Data about app and page elements:

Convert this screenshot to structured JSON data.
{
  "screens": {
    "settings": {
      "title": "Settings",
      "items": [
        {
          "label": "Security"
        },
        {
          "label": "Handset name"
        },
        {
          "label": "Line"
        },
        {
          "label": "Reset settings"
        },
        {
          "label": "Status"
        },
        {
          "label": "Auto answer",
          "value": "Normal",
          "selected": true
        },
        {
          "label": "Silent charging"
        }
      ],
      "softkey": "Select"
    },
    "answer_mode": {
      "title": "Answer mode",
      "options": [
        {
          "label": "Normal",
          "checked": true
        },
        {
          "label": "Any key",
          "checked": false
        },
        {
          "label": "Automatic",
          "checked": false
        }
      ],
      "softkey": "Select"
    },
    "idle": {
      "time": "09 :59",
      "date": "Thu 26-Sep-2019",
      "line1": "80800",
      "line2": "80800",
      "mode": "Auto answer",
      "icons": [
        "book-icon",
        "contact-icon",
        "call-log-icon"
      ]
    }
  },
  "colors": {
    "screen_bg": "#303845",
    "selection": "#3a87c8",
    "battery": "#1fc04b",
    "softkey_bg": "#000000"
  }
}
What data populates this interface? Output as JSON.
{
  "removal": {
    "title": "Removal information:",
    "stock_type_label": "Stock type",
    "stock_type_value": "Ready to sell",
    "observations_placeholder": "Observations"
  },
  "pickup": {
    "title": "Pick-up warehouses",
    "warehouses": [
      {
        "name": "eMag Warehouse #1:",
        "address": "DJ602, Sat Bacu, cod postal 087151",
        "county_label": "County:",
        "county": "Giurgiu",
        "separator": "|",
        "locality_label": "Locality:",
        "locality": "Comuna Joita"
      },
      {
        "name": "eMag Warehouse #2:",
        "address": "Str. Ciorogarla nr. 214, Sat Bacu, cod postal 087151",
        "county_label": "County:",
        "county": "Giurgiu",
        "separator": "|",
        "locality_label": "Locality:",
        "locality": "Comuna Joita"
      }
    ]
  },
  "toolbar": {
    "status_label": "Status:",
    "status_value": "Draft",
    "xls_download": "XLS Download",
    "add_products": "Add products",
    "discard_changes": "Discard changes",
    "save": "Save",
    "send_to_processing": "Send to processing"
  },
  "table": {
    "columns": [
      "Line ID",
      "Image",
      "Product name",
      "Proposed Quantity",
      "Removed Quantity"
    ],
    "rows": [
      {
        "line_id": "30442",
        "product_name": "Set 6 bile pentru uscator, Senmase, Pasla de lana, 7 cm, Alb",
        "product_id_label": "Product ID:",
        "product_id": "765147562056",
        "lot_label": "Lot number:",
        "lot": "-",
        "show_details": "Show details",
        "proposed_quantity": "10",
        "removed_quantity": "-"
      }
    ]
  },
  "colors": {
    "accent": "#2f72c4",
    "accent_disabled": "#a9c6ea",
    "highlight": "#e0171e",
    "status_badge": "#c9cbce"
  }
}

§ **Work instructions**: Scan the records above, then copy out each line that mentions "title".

§ **Answer section**:
      "title": "Settings",
      "title": "Answer mode",
    "title": "Removal information:",
    "title": "Pick-up warehouses",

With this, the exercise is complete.